[Extracted data entries]
■ ■ ■ ■ ■

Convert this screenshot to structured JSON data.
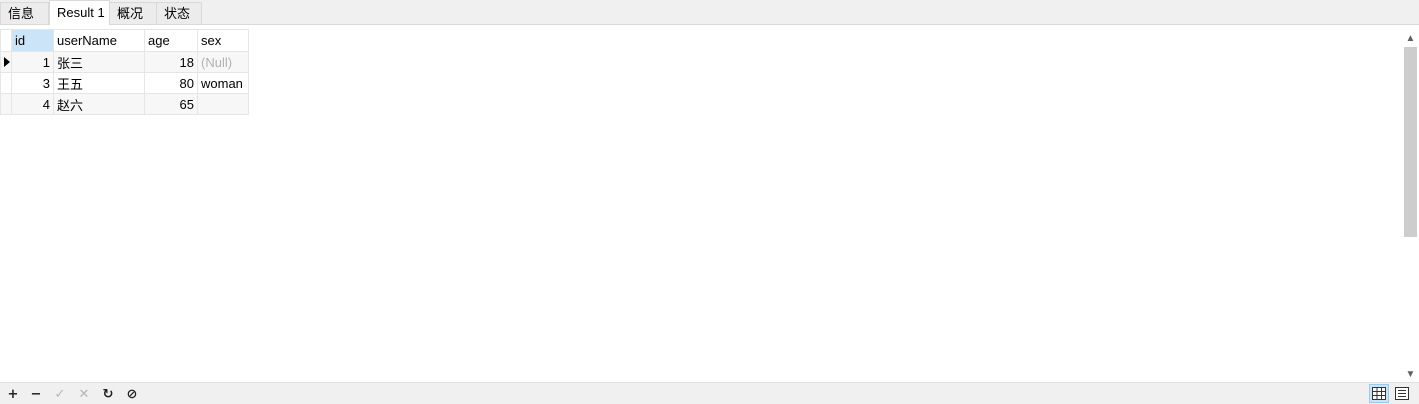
{
  "tabs": [
    {
      "label": "信息"
    },
    {
      "label": "Result 1",
      "active": true
    },
    {
      "label": "概况"
    },
    {
      "label": "状态"
    }
  ],
  "grid": {
    "columns": [
      "id",
      "userName",
      "age",
      "sex"
    ],
    "selected_column": "id",
    "rows": [
      {
        "id": "1",
        "userName": "张三",
        "age": "18",
        "sex": "(Null)",
        "sex_is_null": true,
        "current": true
      },
      {
        "id": "3",
        "userName": "王五",
        "age": "80",
        "sex": "woman"
      },
      {
        "id": "4",
        "userName": "赵六",
        "age": "65",
        "sex": ""
      }
    ]
  },
  "scrollbar": {
    "up_arrow": "▲",
    "down_arrow": "▼"
  },
  "toolbar": {
    "add": "+",
    "delete": "−",
    "apply": "✓",
    "discard": "✕",
    "refresh": "↻",
    "stop": "⊘"
  },
  "colors": {
    "selected_header": "#cce4f7",
    "null_text": "#b2b2b2",
    "alt_row": "#f7f7f7"
  }
}
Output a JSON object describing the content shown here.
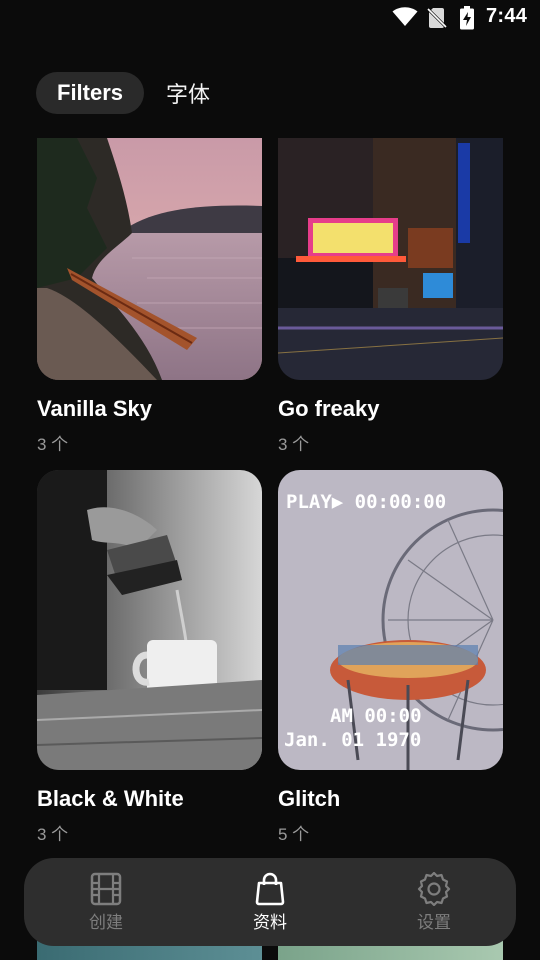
{
  "status_bar": {
    "time": "7:44",
    "icons": [
      "wifi-icon",
      "no-sim-icon",
      "battery-charging-icon"
    ]
  },
  "tabs": [
    {
      "label": "Filters",
      "active": true
    },
    {
      "label": "字体",
      "active": false
    }
  ],
  "filters": [
    {
      "title": "Vanilla Sky",
      "count": "3 个",
      "image": "lake-cliff-sunset-with-canoe"
    },
    {
      "title": "Go freaky",
      "count": "3 个",
      "image": "neon-theater-street-at-night"
    },
    {
      "title": "Black & White",
      "count": "3 个",
      "image": "pouring-coffee-monochrome"
    },
    {
      "title": "Glitch",
      "count": "5 个",
      "image": "ferris-wheel-vhs"
    }
  ],
  "glitch_overlay": {
    "top": "PLAY▶ 00:00:00",
    "line1": "AM 00:00",
    "line2": "Jan. 01 1970"
  },
  "bottom_nav": [
    {
      "label": "创建",
      "icon": "film-icon",
      "active": false
    },
    {
      "label": "资料",
      "icon": "shopping-bag-icon",
      "active": true
    },
    {
      "label": "设置",
      "icon": "gear-icon",
      "active": false
    }
  ],
  "colors": {
    "background": "#0b0b0b",
    "nav_background": "#2e2e2e",
    "active_tab": "#2a2a2a",
    "muted_text": "#9a9a9a"
  }
}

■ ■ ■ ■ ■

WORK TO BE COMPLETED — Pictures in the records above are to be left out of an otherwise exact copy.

YOUR SOLUTION —
Convert this screenshot to structured JSON data.
{
  "tabs": [
    {
      "label": "信息"
    },
    {
      "label": "Result 1",
      "active": true
    },
    {
      "label": "概况"
    },
    {
      "label": "状态"
    }
  ],
  "grid": {
    "columns": [
      "id",
      "userName",
      "age",
      "sex"
    ],
    "selected_column": "id",
    "rows": [
      {
        "id": "1",
        "userName": "张三",
        "age": "18",
        "sex": "(Null)",
        "sex_is_null": true,
        "current": true
      },
      {
        "id": "3",
        "userName": "王五",
        "age": "80",
        "sex": "woman"
      },
      {
        "id": "4",
        "userName": "赵六",
        "age": "65",
        "sex": ""
      }
    ]
  },
  "scrollbar": {
    "up_arrow": "▲",
    "down_arrow": "▼"
  },
  "toolbar": {
    "add": "+",
    "delete": "−",
    "apply": "✓",
    "discard": "✕",
    "refresh": "↻",
    "stop": "⊘"
  },
  "colors": {
    "selected_header": "#cce4f7",
    "null_text": "#b2b2b2",
    "alt_row": "#f7f7f7"
  }
}
Output a JSON object describing the content shown here.
{
  "status_bar": {
    "time": "7:44",
    "icons": [
      "wifi-icon",
      "no-sim-icon",
      "battery-charging-icon"
    ]
  },
  "tabs": [
    {
      "label": "Filters",
      "active": true
    },
    {
      "label": "字体",
      "active": false
    }
  ],
  "filters": [
    {
      "title": "Vanilla Sky",
      "count": "3 个",
      "image": "lake-cliff-sunset-with-canoe"
    },
    {
      "title": "Go freaky",
      "count": "3 个",
      "image": "neon-theater-street-at-night"
    },
    {
      "title": "Black & White",
      "count": "3 个",
      "image": "pouring-coffee-monochrome"
    },
    {
      "title": "Glitch",
      "count": "5 个",
      "image": "ferris-wheel-vhs"
    }
  ],
  "glitch_overlay": {
    "top": "PLAY▶ 00:00:00",
    "line1": "AM 00:00",
    "line2": "Jan. 01 1970"
  },
  "bottom_nav": [
    {
      "label": "创建",
      "icon": "film-icon",
      "active": false
    },
    {
      "label": "资料",
      "icon": "shopping-bag-icon",
      "active": true
    },
    {
      "label": "设置",
      "icon": "gear-icon",
      "active": false
    }
  ],
  "colors": {
    "background": "#0b0b0b",
    "nav_background": "#2e2e2e",
    "active_tab": "#2a2a2a",
    "muted_text": "#9a9a9a"
  }
}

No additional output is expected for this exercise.